Irina Starzhenetskaya was born in 1943 as a Muscovite in Uzbekistan. Her mother, a decorative painter at the Bolshoi Theater, had been evacuated with the theater to Uzbekistan during the second World War. After the war they returned to Moscow, where Irina received her artistic training. She first attended the six-year Art School, after which she was accepted in 1962 at the renowned Surikov Art Academy. At which she graduated in 1968. A year later, in 1969, she was admitted to “The USSR Union of Artists”, an organization that supported and followed the most talented artists of the Soviet Republic in their careers. From this year on she has increasingly participated in major exhibitions, such as in the Tretyakow Museum in Moscow, the Museum Ludwig in Cologne, the Karnegy Library in Washington and at special locations in Florence, Venice, London and Oslo, among others.

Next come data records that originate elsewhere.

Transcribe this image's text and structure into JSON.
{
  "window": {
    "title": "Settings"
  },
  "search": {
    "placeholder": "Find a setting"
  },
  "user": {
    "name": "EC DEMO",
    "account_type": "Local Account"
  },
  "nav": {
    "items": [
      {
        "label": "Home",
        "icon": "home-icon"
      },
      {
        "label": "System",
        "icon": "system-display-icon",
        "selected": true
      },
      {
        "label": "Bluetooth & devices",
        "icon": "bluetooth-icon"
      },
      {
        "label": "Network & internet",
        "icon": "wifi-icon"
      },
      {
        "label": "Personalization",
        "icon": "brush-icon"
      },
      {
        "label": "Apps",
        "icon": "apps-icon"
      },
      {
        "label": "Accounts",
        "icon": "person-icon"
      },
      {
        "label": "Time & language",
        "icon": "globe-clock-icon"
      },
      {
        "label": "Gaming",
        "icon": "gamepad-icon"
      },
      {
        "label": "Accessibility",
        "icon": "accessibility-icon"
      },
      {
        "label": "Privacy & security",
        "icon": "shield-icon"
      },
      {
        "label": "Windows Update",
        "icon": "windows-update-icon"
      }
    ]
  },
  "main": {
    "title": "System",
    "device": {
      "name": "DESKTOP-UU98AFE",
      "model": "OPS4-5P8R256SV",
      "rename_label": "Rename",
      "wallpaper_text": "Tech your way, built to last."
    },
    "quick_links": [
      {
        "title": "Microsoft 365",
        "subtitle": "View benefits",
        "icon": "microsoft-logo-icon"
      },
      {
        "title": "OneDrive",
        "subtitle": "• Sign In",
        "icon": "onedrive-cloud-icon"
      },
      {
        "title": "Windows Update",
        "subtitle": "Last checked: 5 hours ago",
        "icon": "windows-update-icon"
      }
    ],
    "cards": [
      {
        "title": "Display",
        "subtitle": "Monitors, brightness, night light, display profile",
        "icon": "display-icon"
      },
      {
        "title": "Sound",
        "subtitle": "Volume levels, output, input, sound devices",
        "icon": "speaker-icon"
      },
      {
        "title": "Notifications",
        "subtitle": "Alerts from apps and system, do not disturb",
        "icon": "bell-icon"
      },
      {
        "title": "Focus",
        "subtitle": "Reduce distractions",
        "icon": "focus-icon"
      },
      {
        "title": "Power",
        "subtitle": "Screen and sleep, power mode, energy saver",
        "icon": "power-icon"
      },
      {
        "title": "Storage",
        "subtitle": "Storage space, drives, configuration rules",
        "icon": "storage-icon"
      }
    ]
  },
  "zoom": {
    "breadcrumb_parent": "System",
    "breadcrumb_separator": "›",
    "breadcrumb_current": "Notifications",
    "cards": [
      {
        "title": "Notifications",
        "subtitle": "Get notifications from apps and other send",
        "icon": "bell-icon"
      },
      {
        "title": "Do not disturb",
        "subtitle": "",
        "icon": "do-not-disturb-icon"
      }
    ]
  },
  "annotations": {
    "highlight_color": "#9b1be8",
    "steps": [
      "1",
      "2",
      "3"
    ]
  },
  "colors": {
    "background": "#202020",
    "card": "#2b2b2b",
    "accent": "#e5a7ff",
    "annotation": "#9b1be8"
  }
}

Starzhenetskaya’s work can be characterized as abstracting figurative with a strong expressionist method. She sets up her compositions large and strong, with a broad brushstroke and a loose but powerful touch. Still lifes and landscapes make up a large part of her oeuvre, in which the color areas are warm in tone and elaborate, but never painted tight. The balance between abstraction and figuration, which we encounter in the work of her great compatriot Wassili Kandinski before he went to full abstraction, is recalled in Starzhenetskaya’s paintings. She also shares with him the view that color has its own, autonomous effect, without losing the substance of the painting. “Color must be portrayed associatively, so that the substantive expressiveness of the work can be strengthened”, she says. She sees colors – just like Kandinski – as sounds and the artist needs a good ‘hearing’ to find his own voice, read ‘path’, among all the sounds.
Painting Irina Starzhenetskaya sees as associatively following a path that can find its course from silence and emptiness. It is not the rational will, but the desire and the openness to what you encounter while painting that determines the creation of a work of art. “You do need the will to correct mistakes,” she says.
Spirituality plays a major role in her work. It is not surprising that, in addition to her free work, she also painted a Russian Orthodox church according to the Byzantine canon with great religious devotion. This church is located in the old town of Tarusa, 100 km south of Moscow, and is also the last residence and resting place of her great compatriot the writer Konstantin Paustovski. Her intriguing landscapes and still lifes have been created with the same integrity and with the same talent with which she has portrayed New and Old Testament scenes.